Serum albumin levels and 10-year tooth loss in a 70-year-old population

Authors

  • A. Yoshihara,

    Corresponding author
    • Division of Oral Science for Health Promotion, Department of Oral Health and Welfare, Graduate School of Medical and Dental Sciences, Niigata University, Niigata City, Japan
    Search for more papers by this author
  • M. Iwasaki,

    1. Division of Preventive Dentistry, Department of Oral Health Science, Graduate School of Medical and Dental Sciences, Niigata University, Niigata City, Japan
    Search for more papers by this author
  • H. Ogawa,

    1. Division of Preventive Dentistry, Department of Oral Health Science, Graduate School of Medical and Dental Sciences, Niigata University, Niigata City, Japan
    Search for more papers by this author
  • H. Miyazaki

    1. Division of Preventive Dentistry, Department of Oral Health Science, Graduate School of Medical and Dental Sciences, Niigata University, Niigata City, Japan
    Search for more papers by this author

  • We certify that this research is original, not presently under consideration for publication elsewhere and conducted by the highest principles of human subject and animal welfare.

Correspondence: A. Yoshihara, Division of Oral Science for Health Promotion, Department of Oral Health and Welfare, Graduate School of Medical and Dental Sciences, Niigata University, 2-5274, Chuoku Gakkocho-dori, Niigata City, Niigata 951-8514, Japan.

E-mail: akihiro@dent.niigata-u.ac.jp

Summary
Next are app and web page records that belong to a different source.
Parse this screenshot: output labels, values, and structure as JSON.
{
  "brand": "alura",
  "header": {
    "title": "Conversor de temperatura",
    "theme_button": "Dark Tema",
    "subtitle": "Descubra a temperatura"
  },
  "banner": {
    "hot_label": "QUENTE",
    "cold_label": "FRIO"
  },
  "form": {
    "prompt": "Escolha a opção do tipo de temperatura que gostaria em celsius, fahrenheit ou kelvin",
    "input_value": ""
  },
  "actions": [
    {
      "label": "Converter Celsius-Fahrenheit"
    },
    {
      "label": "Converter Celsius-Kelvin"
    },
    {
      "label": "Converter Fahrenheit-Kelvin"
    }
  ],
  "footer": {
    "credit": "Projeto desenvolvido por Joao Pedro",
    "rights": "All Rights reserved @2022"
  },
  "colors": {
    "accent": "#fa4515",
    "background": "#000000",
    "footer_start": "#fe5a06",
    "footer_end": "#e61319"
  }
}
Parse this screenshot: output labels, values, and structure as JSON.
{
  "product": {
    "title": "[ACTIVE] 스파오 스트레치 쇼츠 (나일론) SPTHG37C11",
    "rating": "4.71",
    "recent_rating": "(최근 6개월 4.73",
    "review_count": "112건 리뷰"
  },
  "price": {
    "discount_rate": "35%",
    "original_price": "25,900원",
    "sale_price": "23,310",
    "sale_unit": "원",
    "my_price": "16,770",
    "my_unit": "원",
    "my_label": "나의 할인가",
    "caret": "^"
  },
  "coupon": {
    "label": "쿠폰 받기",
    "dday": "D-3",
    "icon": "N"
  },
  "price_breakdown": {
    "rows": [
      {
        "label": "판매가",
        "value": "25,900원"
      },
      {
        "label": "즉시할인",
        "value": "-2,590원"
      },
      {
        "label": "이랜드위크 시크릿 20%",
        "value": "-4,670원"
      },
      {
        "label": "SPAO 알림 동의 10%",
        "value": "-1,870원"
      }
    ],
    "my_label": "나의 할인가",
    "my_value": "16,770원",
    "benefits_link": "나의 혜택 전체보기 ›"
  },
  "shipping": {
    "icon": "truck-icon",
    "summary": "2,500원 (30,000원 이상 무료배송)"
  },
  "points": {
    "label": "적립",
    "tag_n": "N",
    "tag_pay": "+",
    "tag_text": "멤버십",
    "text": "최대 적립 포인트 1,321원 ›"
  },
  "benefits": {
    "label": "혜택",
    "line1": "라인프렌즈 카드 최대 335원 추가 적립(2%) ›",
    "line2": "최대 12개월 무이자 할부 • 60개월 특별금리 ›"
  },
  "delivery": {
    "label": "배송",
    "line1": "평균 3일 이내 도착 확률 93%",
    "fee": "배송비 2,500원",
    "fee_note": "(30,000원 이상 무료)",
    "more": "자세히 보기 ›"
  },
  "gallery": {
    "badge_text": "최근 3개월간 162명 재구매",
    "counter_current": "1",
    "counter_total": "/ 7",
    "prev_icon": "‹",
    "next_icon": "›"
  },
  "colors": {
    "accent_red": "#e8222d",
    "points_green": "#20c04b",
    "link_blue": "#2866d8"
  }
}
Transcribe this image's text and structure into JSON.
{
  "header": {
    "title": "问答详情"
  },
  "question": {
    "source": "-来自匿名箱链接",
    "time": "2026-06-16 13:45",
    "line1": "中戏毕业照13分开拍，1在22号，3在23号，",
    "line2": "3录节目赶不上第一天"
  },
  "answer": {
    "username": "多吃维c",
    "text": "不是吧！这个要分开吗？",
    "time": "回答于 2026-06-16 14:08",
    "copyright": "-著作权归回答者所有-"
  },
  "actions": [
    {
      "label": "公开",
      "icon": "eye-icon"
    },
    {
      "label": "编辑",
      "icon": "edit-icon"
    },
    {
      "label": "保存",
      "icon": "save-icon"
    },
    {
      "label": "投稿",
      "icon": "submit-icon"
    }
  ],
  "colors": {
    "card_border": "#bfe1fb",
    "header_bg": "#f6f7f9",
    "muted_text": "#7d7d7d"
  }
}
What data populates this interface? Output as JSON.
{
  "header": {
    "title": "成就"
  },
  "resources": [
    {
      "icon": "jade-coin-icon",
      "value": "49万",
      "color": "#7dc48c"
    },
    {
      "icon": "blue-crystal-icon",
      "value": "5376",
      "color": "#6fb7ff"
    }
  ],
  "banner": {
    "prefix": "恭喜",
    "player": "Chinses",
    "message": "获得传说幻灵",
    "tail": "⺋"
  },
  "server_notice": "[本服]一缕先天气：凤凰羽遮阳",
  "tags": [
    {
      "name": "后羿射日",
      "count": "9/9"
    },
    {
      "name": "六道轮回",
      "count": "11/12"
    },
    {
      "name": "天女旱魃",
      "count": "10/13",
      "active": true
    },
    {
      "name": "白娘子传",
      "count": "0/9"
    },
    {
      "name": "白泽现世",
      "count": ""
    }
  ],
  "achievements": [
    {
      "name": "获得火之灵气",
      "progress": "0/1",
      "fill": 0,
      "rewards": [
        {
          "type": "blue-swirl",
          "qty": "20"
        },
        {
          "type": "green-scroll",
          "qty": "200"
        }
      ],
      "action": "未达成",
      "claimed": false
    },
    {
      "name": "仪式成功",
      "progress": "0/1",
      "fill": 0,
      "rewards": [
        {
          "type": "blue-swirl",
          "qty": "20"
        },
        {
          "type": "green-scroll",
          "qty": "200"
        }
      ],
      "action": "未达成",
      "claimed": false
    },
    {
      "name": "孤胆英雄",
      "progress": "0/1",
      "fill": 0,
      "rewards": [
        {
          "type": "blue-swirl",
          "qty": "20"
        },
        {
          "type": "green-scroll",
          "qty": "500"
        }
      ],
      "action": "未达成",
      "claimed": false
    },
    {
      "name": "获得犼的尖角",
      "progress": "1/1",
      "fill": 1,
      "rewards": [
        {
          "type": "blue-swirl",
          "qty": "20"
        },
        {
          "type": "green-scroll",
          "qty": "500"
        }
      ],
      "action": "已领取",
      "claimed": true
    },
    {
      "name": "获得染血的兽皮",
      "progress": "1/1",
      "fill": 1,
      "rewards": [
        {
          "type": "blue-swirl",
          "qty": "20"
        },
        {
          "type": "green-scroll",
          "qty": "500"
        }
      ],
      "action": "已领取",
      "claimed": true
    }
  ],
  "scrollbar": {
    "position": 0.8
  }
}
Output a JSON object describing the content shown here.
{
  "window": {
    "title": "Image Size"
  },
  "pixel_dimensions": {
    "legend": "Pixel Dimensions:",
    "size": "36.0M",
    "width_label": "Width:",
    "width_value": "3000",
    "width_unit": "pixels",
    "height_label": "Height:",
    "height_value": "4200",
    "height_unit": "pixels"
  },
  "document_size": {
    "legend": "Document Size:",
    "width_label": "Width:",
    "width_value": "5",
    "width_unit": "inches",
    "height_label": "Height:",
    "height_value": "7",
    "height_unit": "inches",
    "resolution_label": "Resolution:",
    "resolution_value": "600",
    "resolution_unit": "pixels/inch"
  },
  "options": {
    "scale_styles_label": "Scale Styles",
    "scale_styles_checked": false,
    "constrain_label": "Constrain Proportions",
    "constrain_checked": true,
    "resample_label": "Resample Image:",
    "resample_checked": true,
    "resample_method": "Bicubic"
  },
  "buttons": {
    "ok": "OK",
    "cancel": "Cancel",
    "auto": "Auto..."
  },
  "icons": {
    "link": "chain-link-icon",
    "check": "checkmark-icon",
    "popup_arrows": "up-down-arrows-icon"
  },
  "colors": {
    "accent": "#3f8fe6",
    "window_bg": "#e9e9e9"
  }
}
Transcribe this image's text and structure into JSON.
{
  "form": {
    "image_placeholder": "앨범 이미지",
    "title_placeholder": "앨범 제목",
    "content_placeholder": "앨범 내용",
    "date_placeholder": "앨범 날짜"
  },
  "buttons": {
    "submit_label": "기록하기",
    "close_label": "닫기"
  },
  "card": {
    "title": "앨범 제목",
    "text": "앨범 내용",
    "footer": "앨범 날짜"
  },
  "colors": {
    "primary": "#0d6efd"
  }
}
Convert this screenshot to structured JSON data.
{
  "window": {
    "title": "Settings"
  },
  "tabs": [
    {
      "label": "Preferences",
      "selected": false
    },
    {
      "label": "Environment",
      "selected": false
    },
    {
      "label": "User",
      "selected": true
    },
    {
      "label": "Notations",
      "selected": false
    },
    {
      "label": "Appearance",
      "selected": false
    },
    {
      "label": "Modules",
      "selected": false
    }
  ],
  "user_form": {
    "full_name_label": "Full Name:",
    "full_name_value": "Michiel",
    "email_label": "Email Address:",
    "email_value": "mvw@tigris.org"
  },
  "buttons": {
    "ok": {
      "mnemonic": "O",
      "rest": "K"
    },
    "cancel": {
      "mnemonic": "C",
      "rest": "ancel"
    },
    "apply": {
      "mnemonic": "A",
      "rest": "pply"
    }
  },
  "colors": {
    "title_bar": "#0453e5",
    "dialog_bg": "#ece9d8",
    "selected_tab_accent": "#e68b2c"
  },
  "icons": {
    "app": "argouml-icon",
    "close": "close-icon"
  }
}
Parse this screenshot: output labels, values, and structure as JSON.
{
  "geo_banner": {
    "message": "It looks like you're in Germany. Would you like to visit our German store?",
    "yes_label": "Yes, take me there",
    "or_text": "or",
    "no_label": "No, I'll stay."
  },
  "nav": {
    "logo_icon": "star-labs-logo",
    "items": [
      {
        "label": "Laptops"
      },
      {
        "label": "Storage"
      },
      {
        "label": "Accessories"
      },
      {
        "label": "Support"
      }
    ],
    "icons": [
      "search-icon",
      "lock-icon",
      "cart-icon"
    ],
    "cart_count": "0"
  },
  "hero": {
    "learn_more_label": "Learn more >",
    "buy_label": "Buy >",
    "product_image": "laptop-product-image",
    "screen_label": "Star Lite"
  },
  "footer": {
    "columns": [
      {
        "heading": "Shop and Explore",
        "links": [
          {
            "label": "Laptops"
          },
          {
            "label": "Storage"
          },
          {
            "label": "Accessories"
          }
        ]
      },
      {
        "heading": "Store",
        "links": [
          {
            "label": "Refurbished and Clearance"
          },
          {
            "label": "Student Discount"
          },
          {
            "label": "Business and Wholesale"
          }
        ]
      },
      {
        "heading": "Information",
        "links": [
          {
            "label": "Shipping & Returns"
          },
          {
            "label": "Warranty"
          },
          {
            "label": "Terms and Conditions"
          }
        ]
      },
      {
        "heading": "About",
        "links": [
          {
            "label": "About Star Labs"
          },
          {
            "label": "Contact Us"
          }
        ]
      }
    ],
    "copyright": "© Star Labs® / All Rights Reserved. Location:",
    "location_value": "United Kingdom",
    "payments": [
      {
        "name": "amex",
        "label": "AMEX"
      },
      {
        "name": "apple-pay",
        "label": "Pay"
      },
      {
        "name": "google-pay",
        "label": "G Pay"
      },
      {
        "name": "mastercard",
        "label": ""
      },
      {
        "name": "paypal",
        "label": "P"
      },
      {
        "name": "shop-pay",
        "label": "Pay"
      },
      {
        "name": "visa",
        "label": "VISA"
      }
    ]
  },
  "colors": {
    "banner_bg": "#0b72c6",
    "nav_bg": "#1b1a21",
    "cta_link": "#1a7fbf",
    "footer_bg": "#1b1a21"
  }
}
Serum albumin levels are a practical marker of general health status in the elderly and have been used to determine the severity of underlying diseases and the risk for death. This longitudinal study evaluated the relationship between serum albumin concentrations and tooth loss over 10 years in elderly subjects, after controlling for confounding factors. A sample of 554 dentate subjects among enrolled subjects (= 600) was involved in this planned longitudinal study with follow-up examinations after 5 and 10 years. At the 5-year follow-up, 373 (67·3%), subjects were available for re-examination. In addition, 331 (59·7%) were available at the 10-year follow-up. Multiple Poisson regression analysis was conducted to evaluate the relationship between the number of missing teeth over 5 or 10 years and serum albumin levels at baseline after adjusting for 10 variables: gender, serum markers levels at baseline, dental status, smoking habits and educational years and oral health behaviour. The number of missing teeth over 5 or 10 years was significantly negatively associated with serum albumin levels at baseline [incidence rate ratios (IRR) = 0·373, < 0·0001 for 5 years; IRR = 0·570, < 0·0001 for 10 years]. We conclude that elderly subjects with hypoalbuminemia are at high risk for 5- and 10-year tooth loss.

Ancillary